Ethics, as a field of study, is sort of like a tree with 10,000 branches—branches that all disagree with each other. With such variances, the, how do we begin to understand ethics?
One way to really think about ethics is through its historical meaning, which has to do with a person’s ethos. This is the idea that ethics is connected with character, and it is sort of a high standard approach to what it means to act in a particularly cogent and courageous way, as well as to demonstrate personal integrity. And then there is a more important conceptual distinction a person could make, particularly between ethics and morals. This is needed because when defining ethics, many will use the word “morals” interchangeably, which confuses the issue.
There is, however, some disagreement among scholars as to the difference between morals and ethics. One school of thought asserts that morality is inherently founded on spiritual principles–one’s responsibility to a supernatural being or goal. Ethics, on the other hand, relies on materialist and social consequences, not spiritual ones, in order to determine what is ethical or not. Other schools of thought argue that this line between morals and ethics is arbitrary. Instead, they believe ethics is simply a formal branch of philosophy that concerns itself with the study of morals and their justification; this group would assert that ethics is the philosophy of morals.
We posit that ethics is not the same thing as morality. Consider, for example, how arbitrary moral stances tend to be, especially when they are outside of one’s own culture or religious beliefs. What may seem justifiable in one culture can easily be problematic in another. In addition, being ethical is not simply following a law or rules that have been established. In fact, some of our most revered historical/modern figures not only disagreed with laws or rules they deemed to be unethical, but also fought against them—and in some cases, it cost them their lives.
Ethics, rather, emphasizes the responsibility and capability of the individual to come to his/her own conclusions through reasoning, and to determine which principles are relevant in a particular case. They are well-founded standards of right and wrong that prescribe what humans ought to do, usually in terms of rights, obligations, fairness, or specific virtues. Ethics is the reasonable obligation for us to refrain from hurting others, and sometimes an obligation to help others.
Living ethically also requires the continuous effort of studying our own beliefs and conduct, and striving to ensure that we, and the institutions we help to shape, live up to standards that are reasonable and evidence-based.
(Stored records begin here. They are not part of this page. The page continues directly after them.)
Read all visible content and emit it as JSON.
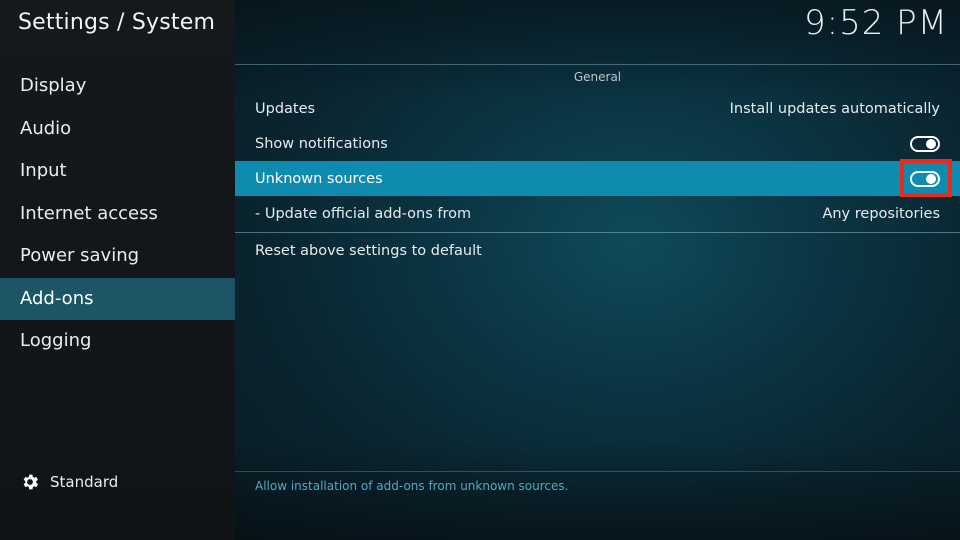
{
  "header": {
    "title": "Settings / System",
    "clock": "9:52 PM"
  },
  "sidebar": {
    "items": [
      {
        "label": "Display",
        "selected": false
      },
      {
        "label": "Audio",
        "selected": false
      },
      {
        "label": "Input",
        "selected": false
      },
      {
        "label": "Internet access",
        "selected": false
      },
      {
        "label": "Power saving",
        "selected": false
      },
      {
        "label": "Add-ons",
        "selected": true
      },
      {
        "label": "Logging",
        "selected": false
      }
    ],
    "level": {
      "icon": "gear-icon",
      "label": "Standard"
    }
  },
  "main": {
    "group_title": "General",
    "settings": [
      {
        "label": "Updates",
        "value": "Install updates automatically"
      },
      {
        "label": "Show notifications",
        "toggle": true
      },
      {
        "label": "Unknown sources",
        "toggle": true,
        "selected": true
      },
      {
        "label": "- Update official add-ons from",
        "value": "Any repositories"
      }
    ],
    "reset_label": "Reset above settings to default",
    "help_text": "Allow installation of add-ons from unknown sources."
  },
  "colors": {
    "selected_row": "#0f8bb0",
    "selected_nav": "#1b5566",
    "highlight_box": "#ea2a1a",
    "help_text": "#4fa9c9"
  }
}
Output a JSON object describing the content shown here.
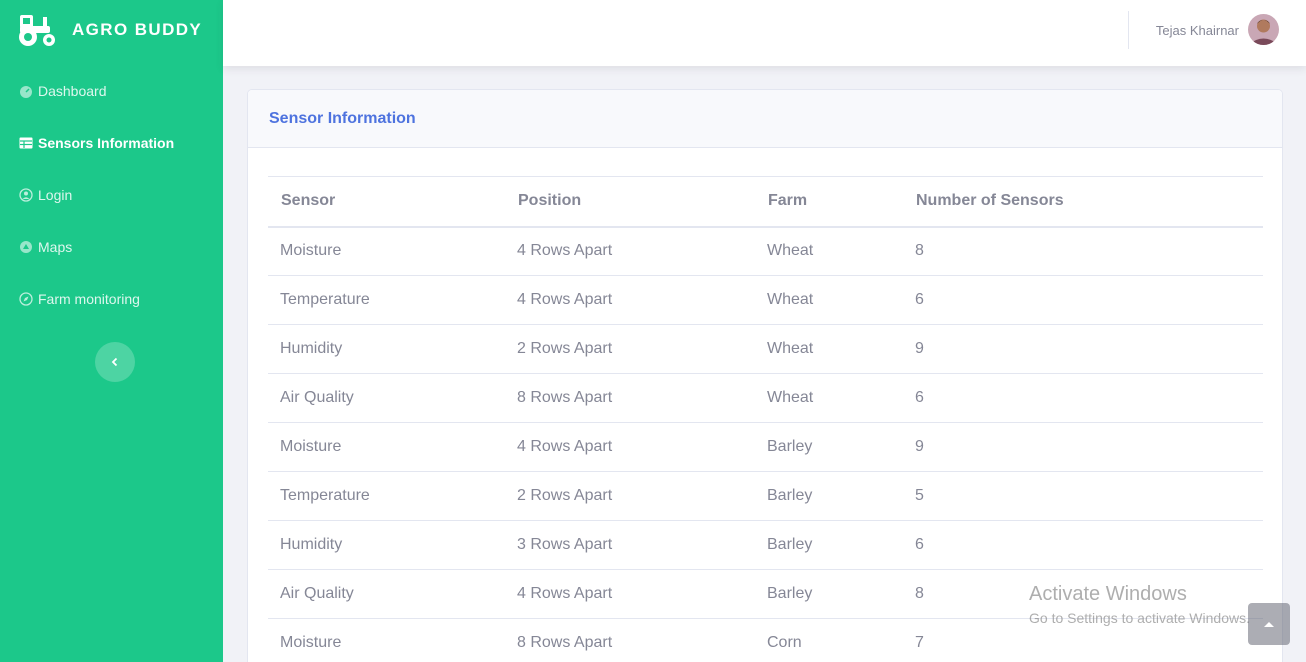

It is knowing that before one can do the right thing, one has to figure out what the right thing is.
These are some questions to consider:
“What kind of person is good?”
“What kind of person should I be?”
“How should a good person behave in this situation?”
Our goal is to build capacity for ethical reasoning—so they not only know what ought to be done, but also understand why.